[Entries from a dataset of interfaces]
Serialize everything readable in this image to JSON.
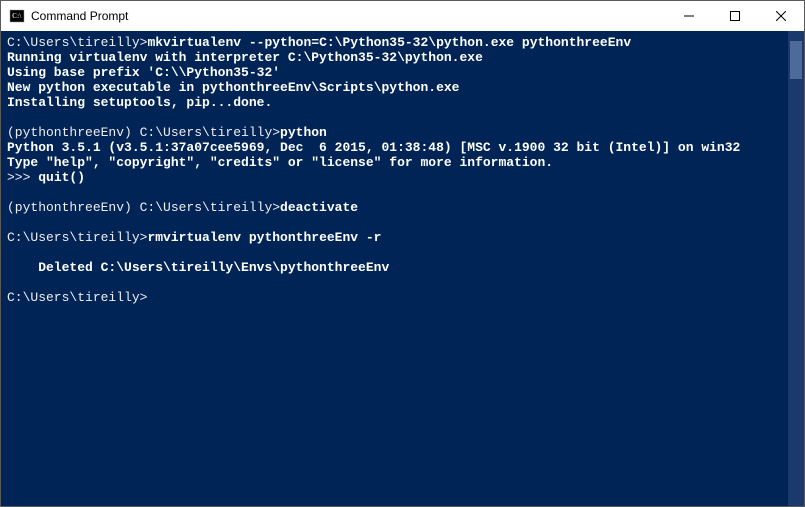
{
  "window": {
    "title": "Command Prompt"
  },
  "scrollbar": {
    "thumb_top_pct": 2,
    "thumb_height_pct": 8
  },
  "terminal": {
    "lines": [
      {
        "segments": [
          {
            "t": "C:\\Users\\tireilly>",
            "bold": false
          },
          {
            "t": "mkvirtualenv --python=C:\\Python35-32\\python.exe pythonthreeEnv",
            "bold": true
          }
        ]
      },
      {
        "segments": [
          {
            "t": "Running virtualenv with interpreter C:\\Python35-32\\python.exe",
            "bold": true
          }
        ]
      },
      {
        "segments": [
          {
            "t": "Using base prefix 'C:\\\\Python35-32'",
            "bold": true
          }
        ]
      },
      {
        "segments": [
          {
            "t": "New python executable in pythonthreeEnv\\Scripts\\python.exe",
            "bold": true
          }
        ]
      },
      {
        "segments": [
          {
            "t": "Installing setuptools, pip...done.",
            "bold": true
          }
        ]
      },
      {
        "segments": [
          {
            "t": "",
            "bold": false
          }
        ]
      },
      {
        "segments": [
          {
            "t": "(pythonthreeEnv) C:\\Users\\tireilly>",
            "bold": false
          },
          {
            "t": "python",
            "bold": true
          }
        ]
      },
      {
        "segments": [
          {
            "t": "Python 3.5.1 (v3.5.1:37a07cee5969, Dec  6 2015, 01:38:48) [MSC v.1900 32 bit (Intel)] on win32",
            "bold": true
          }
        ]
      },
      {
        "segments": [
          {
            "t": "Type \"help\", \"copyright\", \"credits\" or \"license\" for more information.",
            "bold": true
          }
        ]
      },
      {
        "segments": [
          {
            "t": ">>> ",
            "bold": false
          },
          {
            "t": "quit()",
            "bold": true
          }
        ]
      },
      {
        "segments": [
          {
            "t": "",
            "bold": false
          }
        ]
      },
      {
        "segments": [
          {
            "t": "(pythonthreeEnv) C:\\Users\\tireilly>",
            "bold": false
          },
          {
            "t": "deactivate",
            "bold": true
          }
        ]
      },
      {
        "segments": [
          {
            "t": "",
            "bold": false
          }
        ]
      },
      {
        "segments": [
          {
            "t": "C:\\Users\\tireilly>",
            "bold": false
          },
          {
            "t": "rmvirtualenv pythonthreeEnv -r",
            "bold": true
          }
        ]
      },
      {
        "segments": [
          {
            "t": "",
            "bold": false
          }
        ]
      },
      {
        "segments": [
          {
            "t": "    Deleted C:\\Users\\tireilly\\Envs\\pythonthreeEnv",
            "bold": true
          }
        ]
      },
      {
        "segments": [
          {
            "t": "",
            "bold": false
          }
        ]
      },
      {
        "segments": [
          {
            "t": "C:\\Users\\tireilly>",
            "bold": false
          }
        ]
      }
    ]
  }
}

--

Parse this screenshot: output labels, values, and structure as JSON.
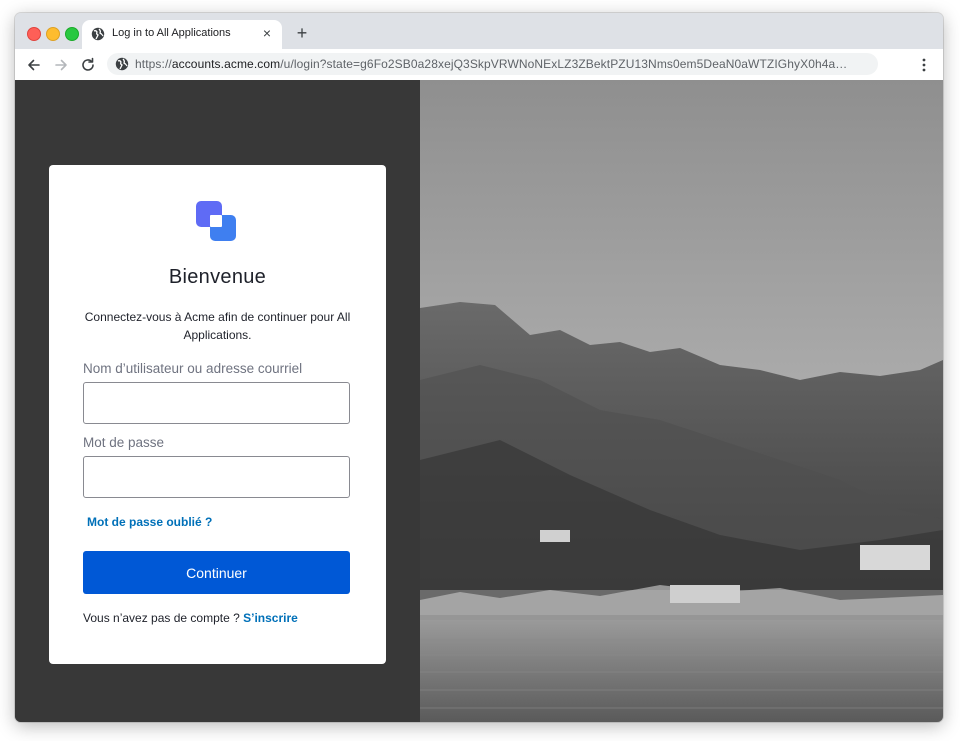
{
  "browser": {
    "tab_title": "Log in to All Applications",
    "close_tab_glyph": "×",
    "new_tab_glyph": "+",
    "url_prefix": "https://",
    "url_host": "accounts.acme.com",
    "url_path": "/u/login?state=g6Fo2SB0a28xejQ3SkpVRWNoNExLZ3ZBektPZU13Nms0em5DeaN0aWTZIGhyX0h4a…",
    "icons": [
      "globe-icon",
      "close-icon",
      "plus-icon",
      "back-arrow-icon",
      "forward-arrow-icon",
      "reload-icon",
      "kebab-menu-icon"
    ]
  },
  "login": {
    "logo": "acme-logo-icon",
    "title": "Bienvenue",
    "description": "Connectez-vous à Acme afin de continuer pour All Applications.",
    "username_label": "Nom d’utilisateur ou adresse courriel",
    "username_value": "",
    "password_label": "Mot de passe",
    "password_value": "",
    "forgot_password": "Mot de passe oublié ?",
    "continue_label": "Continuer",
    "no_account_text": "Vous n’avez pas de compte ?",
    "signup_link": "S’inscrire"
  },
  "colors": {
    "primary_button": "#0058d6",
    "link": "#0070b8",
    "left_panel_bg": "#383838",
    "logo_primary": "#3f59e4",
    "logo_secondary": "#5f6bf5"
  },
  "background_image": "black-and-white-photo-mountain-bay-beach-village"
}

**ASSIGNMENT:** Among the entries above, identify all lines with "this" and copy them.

**FINAL ANSWER:**
Serialize everything readable in this image to JSON.
Parse this screenshot: output labels, values, and structure as JSON.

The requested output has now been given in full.